Friday, April 14, 2017

Book Review: Rodeny Jones Village Prodigies


Blurb:
“A novel in language as dense and lush and beautiful as poetry . . . [or] a book of poetry with the vivid characters and the narrative force of a novel? Whatever you care to call it, it’s a remarkable achievement.” — Richard Russo, Pulitzer Prize–winning author of Empire Falls

Village Prodigies imagines the town of Cold Springs, Alabama, from 1950 to 2015 and unfurls its narrative reach as six boys—prodigies and swains—grow up and leave the familiarity of home and the rural South.

Yet all prodigies, all memories, all stories inevitably loop back. Through a multiplicity of points of view and innovative forms, Rodney Jones plays with the contradictions in our experience of time, creating portals through which we travel between moments and characters, from the interior mind to the most exterior speech, from delusions to rational thought. We experience Alzheimer’s and its effect on family, listen to family lore and read family Facebook posts, relive war, and revive half-forgotten folktales and video games. In this deep examination of personal and communal memory, Jones blurs the lines between analog and digital, poetry and prose.


My Rating: 5 *****
This book of poems and prose was an excellent read! I enjoyed the narrative voice about the tender years of life of the characters and the rhyming scheme was beautiful. The imagery was unbelievable and left me at times in awe. The rhythm of the words were like that of any I have read in a long time in theme of narrative poetry.
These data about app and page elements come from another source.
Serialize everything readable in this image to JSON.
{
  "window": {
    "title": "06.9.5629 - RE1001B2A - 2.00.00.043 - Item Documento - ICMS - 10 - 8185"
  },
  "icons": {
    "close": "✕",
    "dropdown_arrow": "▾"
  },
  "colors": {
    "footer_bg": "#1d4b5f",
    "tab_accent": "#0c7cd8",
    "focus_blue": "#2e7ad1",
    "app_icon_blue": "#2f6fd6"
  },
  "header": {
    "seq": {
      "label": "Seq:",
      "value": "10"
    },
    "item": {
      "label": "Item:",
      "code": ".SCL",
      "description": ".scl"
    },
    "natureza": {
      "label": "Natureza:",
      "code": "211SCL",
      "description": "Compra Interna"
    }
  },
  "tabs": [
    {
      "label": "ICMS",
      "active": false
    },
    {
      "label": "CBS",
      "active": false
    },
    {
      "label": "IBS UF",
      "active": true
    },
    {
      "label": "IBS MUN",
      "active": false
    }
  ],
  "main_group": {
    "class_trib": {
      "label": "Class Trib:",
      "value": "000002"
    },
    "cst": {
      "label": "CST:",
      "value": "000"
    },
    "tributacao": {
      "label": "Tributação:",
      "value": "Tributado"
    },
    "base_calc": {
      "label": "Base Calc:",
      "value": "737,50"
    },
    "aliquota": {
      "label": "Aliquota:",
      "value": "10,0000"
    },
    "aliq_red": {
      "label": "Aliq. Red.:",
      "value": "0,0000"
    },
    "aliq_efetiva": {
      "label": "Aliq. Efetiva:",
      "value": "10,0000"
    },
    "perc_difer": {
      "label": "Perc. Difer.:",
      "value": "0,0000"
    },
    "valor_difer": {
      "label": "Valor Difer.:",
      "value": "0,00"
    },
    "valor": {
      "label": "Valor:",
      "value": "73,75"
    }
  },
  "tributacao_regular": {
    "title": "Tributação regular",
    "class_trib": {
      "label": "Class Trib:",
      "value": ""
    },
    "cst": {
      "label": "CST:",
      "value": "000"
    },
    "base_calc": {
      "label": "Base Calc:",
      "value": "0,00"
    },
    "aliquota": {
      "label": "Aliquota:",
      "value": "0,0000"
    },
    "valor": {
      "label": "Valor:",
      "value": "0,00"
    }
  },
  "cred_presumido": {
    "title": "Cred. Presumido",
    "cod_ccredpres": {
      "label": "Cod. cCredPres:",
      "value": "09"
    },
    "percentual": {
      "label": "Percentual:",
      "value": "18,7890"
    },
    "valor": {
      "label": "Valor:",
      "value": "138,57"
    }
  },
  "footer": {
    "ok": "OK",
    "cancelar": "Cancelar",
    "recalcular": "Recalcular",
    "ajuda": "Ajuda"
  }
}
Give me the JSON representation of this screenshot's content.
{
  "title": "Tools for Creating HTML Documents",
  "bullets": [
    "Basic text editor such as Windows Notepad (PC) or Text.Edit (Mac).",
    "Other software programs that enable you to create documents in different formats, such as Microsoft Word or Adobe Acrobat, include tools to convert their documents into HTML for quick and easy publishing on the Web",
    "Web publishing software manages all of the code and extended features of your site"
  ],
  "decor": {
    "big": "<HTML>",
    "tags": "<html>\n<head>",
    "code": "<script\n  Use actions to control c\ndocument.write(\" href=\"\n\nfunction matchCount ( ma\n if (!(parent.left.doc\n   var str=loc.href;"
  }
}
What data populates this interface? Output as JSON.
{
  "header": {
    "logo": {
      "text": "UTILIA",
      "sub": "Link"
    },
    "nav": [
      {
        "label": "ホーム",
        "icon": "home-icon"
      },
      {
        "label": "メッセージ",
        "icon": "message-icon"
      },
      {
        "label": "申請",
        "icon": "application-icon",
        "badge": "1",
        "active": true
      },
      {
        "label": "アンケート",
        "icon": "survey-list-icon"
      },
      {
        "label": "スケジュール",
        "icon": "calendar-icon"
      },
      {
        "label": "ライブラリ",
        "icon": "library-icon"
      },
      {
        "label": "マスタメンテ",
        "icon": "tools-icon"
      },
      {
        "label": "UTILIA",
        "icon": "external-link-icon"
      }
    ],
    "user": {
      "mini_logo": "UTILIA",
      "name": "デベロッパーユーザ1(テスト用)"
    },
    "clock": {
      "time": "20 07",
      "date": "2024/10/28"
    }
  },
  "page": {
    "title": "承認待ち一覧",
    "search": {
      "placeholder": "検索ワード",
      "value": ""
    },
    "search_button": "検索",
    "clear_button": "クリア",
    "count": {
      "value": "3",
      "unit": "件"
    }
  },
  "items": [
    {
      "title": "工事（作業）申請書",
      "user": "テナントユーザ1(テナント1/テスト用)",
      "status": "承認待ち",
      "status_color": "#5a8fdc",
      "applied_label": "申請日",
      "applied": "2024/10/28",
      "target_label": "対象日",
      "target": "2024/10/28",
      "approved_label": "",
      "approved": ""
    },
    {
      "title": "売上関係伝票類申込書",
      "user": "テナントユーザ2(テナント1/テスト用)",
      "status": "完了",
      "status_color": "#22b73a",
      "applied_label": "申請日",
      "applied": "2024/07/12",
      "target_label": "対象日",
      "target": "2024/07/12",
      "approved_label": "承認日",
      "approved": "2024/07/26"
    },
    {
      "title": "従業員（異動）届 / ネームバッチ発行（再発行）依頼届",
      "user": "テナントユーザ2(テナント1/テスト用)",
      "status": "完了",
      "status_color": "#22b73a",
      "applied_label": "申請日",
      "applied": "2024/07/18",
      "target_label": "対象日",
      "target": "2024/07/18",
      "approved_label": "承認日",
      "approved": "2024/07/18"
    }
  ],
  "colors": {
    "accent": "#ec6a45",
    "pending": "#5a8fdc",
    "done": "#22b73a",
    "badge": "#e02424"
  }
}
About the Author:
Rodney Jones, born in Alabama and educated at the University of Alabama and the University of North Carolina at Greensboro, has published widely in leading magazines, in The Oxford Book of Contemporary American Poetry, and in eight editions of The Best American Poetry. His books include Imaginary Logic (2011); Salvation Blues: 100 Poems, 1985-2005, which won the Kingsley Tufts Prize and was shortlisted for the Griffin International Poetry Prize; Elegy for the Southern Drawl (1999), a Pulitzer finalist; Things That Happen Once (1996), a Los Angeles Times Book Award finalist; and Transparent Gestures (1989), winner of the National Book Critics Circle Award. Other honors include a Guggenheim Fellowship and the Jean Stein Award of the American Academy of Arts and Letters. A professor and distinguished scholar emeritus at Southern Illinois University Carbondale, he teaches in the MFA program at Warren Wilson College and is a member of the Fellowship of Southern Writers.